ASSIGNMENT:
Print out the complete set of records below, exactly as they read.

[Website and app data records]
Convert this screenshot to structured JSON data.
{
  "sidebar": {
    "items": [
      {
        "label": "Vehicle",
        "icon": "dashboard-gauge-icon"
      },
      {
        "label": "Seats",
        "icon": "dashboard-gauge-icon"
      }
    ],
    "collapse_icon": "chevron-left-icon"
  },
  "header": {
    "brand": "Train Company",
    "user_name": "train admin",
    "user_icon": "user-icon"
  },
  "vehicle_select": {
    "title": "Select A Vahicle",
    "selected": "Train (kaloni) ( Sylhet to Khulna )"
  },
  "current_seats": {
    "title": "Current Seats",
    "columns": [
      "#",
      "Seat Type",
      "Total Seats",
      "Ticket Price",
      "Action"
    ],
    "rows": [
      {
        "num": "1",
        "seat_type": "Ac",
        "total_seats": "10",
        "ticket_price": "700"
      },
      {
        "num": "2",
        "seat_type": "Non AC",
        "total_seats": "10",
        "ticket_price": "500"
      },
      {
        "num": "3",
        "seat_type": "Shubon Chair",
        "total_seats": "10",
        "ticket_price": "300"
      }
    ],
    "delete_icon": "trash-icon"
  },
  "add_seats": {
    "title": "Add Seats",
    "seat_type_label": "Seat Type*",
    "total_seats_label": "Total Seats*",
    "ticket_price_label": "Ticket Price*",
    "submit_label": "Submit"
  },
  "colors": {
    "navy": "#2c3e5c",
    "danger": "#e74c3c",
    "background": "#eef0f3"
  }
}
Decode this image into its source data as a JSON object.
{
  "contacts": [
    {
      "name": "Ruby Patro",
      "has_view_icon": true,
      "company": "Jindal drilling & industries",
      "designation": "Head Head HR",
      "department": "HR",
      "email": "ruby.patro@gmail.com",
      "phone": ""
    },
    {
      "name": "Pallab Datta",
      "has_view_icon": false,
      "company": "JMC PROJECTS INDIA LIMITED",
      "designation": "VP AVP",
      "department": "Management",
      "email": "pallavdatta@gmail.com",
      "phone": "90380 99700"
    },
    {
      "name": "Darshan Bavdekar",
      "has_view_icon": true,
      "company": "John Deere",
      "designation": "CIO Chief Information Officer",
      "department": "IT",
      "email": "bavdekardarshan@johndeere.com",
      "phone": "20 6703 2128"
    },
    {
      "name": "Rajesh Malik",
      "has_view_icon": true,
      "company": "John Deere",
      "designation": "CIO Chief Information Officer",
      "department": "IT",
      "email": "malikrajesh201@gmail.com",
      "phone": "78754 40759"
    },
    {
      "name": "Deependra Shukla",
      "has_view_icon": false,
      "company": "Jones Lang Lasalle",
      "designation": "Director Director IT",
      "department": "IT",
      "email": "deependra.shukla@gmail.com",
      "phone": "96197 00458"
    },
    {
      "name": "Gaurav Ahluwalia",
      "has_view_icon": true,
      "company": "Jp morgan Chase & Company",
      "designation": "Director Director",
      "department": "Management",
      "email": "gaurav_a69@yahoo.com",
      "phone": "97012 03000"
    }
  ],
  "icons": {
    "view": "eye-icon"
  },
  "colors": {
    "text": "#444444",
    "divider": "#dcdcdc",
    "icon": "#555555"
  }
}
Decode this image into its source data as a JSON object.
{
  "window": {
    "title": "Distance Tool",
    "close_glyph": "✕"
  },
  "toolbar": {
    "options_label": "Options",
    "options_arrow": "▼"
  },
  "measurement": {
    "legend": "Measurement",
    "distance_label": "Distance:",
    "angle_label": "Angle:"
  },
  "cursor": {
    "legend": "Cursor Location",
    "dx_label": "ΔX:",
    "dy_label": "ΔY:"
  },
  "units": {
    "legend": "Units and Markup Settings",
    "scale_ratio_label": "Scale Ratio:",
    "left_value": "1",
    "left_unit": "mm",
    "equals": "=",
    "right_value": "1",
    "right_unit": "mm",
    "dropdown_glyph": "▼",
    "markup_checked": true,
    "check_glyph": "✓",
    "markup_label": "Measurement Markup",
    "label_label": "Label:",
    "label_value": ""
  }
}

TASK ANSWER:
Convert this screenshot to structured JSON data.
{
  "sidebar": {
    "items": [
      {
        "label": "Vehicle",
        "icon": "dashboard-gauge-icon"
      },
      {
        "label": "Seats",
        "icon": "dashboard-gauge-icon"
      }
    ],
    "collapse_icon": "chevron-left-icon"
  },
  "header": {
    "brand": "Train Company",
    "user_name": "train admin",
    "user_icon": "user-icon"
  },
  "vehicle_select": {
    "title": "Select A Vahicle",
    "selected": "Train (kaloni) ( Sylhet to Khulna )"
  },
  "current_seats": {
    "title": "Current Seats",
    "columns": [
      "#",
      "Seat Type",
      "Total Seats",
      "Ticket Price",
      "Action"
    ],
    "rows": [
      {
        "num": "1",
        "seat_type": "Ac",
        "total_seats": "10",
        "ticket_price": "700"
      },
      {
        "num": "2",
        "seat_type": "Non AC",
        "total_seats": "10",
        "ticket_price": "500"
      },
      {
        "num": "3",
        "seat_type": "Shubon Chair",
        "total_seats": "10",
        "ticket_price": "300"
      }
    ],
    "delete_icon": "trash-icon"
  },
  "add_seats": {
    "title": "Add Seats",
    "seat_type_label": "Seat Type*",
    "total_seats_label": "Total Seats*",
    "ticket_price_label": "Ticket Price*",
    "submit_label": "Submit"
  },
  "colors": {
    "navy": "#2c3e5c",
    "danger": "#e74c3c",
    "background": "#eef0f3"
  }
}
Decode this image into its source data as a JSON object.
{
  "contacts": [
    {
      "name": "Ruby Patro",
      "has_view_icon": true,
      "company": "Jindal drilling & industries",
      "designation": "Head Head HR",
      "department": "HR",
      "email": "ruby.patro@gmail.com",
      "phone": ""
    },
    {
      "name": "Pallab Datta",
      "has_view_icon": false,
      "company": "JMC PROJECTS INDIA LIMITED",
      "designation": "VP AVP",
      "department": "Management",
      "email": "pallavdatta@gmail.com",
      "phone": "90380 99700"
    },
    {
      "name": "Darshan Bavdekar",
      "has_view_icon": true,
      "company": "John Deere",
      "designation": "CIO Chief Information Officer",
      "department": "IT",
      "email": "bavdekardarshan@johndeere.com",
      "phone": "20 6703 2128"
    },
    {
      "name": "Rajesh Malik",
      "has_view_icon": true,
      "company": "John Deere",
      "designation": "CIO Chief Information Officer",
      "department": "IT",
      "email": "malikrajesh201@gmail.com",
      "phone": "78754 40759"
    },
    {
      "name": "Deependra Shukla",
      "has_view_icon": false,
      "company": "Jones Lang Lasalle",
      "designation": "Director Director IT",
      "department": "IT",
      "email": "deependra.shukla@gmail.com",
      "phone": "96197 00458"
    },
    {
      "name": "Gaurav Ahluwalia",
      "has_view_icon": true,
      "company": "Jp morgan Chase & Company",
      "designation": "Director Director",
      "department": "Management",
      "email": "gaurav_a69@yahoo.com",
      "phone": "97012 03000"
    }
  ],
  "icons": {
    "view": "eye-icon"
  },
  "colors": {
    "text": "#444444",
    "divider": "#dcdcdc",
    "icon": "#555555"
  }
}
Decode this image into its source data as a JSON object.
{
  "window": {
    "title": "Distance Tool",
    "close_glyph": "✕"
  },
  "toolbar": {
    "options_label": "Options",
    "options_arrow": "▼"
  },
  "measurement": {
    "legend": "Measurement",
    "distance_label": "Distance:",
    "angle_label": "Angle:"
  },
  "cursor": {
    "legend": "Cursor Location",
    "dx_label": "ΔX:",
    "dy_label": "ΔY:"
  },
  "units": {
    "legend": "Units and Markup Settings",
    "scale_ratio_label": "Scale Ratio:",
    "left_value": "1",
    "left_unit": "mm",
    "equals": "=",
    "right_value": "1",
    "right_unit": "mm",
    "dropdown_glyph": "▼",
    "markup_checked": true,
    "check_glyph": "✓",
    "markup_label": "Measurement Markup",
    "label_label": "Label:",
    "label_value": ""
  }
}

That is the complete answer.